YOUR TASK: Across the entries below, how many lines contain the word "Editer"? Give the number alone.

MATERIAL FOR THIS EXERCISE:
|---|

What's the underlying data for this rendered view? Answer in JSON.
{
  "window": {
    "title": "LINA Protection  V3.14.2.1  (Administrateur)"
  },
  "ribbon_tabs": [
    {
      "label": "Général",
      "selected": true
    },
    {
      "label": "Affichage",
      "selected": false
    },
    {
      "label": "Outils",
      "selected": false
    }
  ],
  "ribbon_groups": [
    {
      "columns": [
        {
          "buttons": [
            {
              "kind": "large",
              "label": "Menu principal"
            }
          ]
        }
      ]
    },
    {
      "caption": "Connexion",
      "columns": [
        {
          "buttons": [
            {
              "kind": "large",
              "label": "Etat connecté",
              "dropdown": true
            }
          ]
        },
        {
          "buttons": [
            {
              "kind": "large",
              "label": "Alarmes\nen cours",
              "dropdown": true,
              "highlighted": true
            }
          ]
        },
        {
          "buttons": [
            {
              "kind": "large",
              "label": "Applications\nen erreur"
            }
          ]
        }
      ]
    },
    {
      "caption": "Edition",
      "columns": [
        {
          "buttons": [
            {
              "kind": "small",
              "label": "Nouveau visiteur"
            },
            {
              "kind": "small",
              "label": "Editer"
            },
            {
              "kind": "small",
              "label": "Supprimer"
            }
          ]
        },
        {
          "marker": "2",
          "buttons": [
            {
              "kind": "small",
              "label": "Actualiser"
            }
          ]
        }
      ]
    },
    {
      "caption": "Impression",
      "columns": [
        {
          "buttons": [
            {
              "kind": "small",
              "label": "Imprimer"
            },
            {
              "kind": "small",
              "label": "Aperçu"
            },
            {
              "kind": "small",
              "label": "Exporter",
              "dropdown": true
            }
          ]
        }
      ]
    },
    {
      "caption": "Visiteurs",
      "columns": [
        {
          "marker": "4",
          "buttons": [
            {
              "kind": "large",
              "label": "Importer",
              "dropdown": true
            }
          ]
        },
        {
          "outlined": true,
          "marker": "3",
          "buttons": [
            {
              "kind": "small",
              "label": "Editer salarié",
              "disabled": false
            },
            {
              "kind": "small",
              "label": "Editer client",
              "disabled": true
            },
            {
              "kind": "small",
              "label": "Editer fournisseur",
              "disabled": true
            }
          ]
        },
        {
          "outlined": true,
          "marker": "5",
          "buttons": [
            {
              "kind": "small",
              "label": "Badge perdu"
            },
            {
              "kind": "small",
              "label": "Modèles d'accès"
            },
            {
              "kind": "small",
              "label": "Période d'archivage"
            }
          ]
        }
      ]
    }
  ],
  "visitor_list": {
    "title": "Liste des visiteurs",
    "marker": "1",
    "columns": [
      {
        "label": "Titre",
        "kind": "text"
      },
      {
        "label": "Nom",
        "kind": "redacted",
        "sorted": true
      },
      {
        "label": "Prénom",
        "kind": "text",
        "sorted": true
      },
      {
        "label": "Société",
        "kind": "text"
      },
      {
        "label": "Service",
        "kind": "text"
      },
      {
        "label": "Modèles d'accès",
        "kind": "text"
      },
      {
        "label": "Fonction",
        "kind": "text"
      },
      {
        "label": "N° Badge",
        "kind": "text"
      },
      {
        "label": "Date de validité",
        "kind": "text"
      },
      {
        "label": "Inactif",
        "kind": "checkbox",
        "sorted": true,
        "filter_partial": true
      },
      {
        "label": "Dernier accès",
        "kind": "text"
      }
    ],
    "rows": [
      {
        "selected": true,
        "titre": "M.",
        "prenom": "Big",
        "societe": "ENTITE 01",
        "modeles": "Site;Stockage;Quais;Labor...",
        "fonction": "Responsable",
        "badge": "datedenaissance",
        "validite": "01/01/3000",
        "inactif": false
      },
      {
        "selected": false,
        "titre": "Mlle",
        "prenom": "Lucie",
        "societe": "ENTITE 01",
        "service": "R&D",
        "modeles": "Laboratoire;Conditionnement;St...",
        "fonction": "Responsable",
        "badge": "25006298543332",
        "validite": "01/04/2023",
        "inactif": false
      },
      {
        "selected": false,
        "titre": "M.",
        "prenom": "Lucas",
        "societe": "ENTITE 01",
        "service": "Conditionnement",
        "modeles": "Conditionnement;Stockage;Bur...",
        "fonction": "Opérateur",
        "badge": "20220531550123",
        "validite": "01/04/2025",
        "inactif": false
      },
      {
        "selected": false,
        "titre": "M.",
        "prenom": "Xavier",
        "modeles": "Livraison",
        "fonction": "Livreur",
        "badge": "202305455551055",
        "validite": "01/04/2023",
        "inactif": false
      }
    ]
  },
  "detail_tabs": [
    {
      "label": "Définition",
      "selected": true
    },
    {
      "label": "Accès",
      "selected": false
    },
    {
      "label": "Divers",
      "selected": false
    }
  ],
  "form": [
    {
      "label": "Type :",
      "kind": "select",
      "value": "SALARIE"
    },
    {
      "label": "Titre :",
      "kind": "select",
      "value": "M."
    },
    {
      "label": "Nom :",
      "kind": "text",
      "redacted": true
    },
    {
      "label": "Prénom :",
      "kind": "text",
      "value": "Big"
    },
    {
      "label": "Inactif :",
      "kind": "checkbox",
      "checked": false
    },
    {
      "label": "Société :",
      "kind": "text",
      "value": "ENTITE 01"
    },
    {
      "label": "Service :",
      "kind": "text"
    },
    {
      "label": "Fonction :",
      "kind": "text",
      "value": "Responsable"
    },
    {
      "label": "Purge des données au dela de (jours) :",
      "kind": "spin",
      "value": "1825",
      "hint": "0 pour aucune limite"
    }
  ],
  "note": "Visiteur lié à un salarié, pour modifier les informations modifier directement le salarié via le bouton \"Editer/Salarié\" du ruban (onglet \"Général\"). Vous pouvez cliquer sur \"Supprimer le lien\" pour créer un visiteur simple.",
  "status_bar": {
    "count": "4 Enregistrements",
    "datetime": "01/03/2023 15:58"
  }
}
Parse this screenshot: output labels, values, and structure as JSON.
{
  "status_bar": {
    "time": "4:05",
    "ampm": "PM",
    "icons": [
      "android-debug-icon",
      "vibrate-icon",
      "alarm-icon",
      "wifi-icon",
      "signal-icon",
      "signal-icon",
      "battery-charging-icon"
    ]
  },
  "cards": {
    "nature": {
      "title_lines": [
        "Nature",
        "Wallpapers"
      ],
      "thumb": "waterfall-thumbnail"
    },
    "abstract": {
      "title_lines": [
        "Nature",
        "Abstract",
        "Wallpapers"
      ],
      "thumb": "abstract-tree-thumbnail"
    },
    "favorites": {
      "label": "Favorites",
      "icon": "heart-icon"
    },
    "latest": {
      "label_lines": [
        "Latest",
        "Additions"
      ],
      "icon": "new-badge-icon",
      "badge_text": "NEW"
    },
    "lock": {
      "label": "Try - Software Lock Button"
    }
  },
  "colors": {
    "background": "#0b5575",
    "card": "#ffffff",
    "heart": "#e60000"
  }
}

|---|

EXPECTED ANSWER: 5